  • Planned obsolescence: Consistently staying ahead of the curve is the most efficient strategy to staying relevant in a fast-paced environment. Changing the infrastructure has to be baked into the long-term infrastructure plan. Planned obsolescence is actively replacing infrastructure with newer technology before the existing technology becomes obsolete.



Figure 2. Critical infrastructure like electric grids and SCADA systems are often subject to cyber threats.


Future-proofing IoT implementation is critical to ensure long life and high ROI for the project. The effective future-proofing strategy hinges on identifying future trends in the IoT space.


Future Trends in IoT/IIoT

According to Fortune Business Insights IoT forecast, the market for IoT is bound to grow from 190 billion USD to 1.111 trillion USD by 2026. This is an astounding growth at 24.7% compound annual growth rate (CAGR). 
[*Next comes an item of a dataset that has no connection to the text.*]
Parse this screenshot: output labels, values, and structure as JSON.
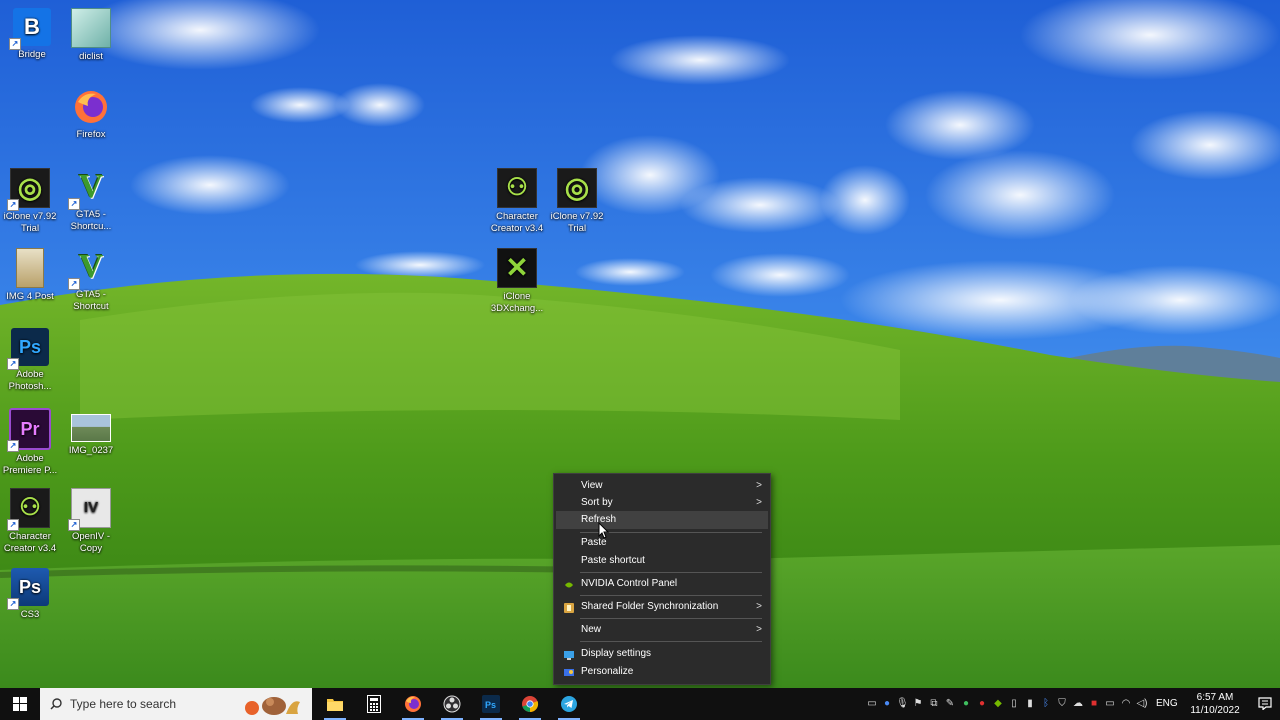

The growth is expected to spread across a wide range of sectors across different geographies. Some of the future trends expected in IoT/IIoT are explained in the following sections.
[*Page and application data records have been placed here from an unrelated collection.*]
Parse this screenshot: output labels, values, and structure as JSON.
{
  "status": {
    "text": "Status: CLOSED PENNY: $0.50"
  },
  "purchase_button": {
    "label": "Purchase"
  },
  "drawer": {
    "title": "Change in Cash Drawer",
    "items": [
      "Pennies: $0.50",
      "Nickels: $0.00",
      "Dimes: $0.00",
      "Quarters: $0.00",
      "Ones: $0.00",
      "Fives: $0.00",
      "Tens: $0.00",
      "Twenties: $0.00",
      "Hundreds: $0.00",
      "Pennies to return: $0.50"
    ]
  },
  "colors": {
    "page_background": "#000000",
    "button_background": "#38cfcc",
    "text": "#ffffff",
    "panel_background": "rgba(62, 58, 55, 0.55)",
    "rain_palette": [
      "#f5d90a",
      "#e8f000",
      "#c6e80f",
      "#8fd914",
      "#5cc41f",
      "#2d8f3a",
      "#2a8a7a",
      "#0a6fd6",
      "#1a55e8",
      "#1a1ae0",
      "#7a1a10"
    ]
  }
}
Remote Access and Work From Home

The recent shift in how people work will have a long-term impact. The government-mandated lockdowns forced businesses to rethink their workflow; IoT/IIoT forms an important piece of the puzzle. IoT enables remote access in every industry and may make working from home (WFH) the predominant mode of working, even in heavy industries.


IoT In Retail and Healthcare

While IoT has been rising in industrial applications and consumer technology, other sectors have had lackluster adoption. But, this may change with the drop in cost of IoT implementation and the increase in the sheer amount of use cases. 

The growth of IoT in retail and healthcare will be the most prominent as the base is very low and the large size of both industries. Retail and healthcare are also sectors where IoT can have a huge impact.


Mega-scale IoT Implementations

Current IoT implementations are limited to a home, plant, or organization. Large-scale IoT implementations will take place in the future. Connected smart cities will be a reality in the current decade. Such projects will connect transportation, government services, private businesses, and utilities within a city to provide seamless service to the citizens.


Figure 3. The rise of Industry 4.0 helps future-proof mega-scale IIoT implementations.


Edge Computing

In the current model of IoT implementation, cloud computing is the prominent source of computing power, which may change due to the creation of powerful, smaller chips with low power consumption. This will enable each device to process information and make decisions without relying on a central server and move to an edge computing model. 


Dark Factories

Automation of factories will go on a hyperdrive. The advancement in hardware, software, and algorithms will help to create factories with completely automated processes. Factories that require no human intervention to operate are termed “dark factories.” Such factories will be commonplace by the end of the next decade.


Cybersecurity Concerns

An exponentially increasing number of devices that can connect to the internet will increase the vulnerability of industrial systems. As the attack surface increases with each new internet-enabled device, it becomes easier to gain unauthorized access. Cyber threats will become an important consideration for IoT implementations.



In most countries, there are no specific regulations for the IoT ecosystem. But due to the importance of technology in the lives of every citizen and critical national infrastructure, governments will pass regulations to manage the use of IoT devices. It is best to anticipate potential regulations and plan before implementation.

To future-proof IoT technology, potential future trends must be considered. Without future-proofing these technologies, they could easily become obsolete before the company receives ROI. What future trends do you foresee in IIoT?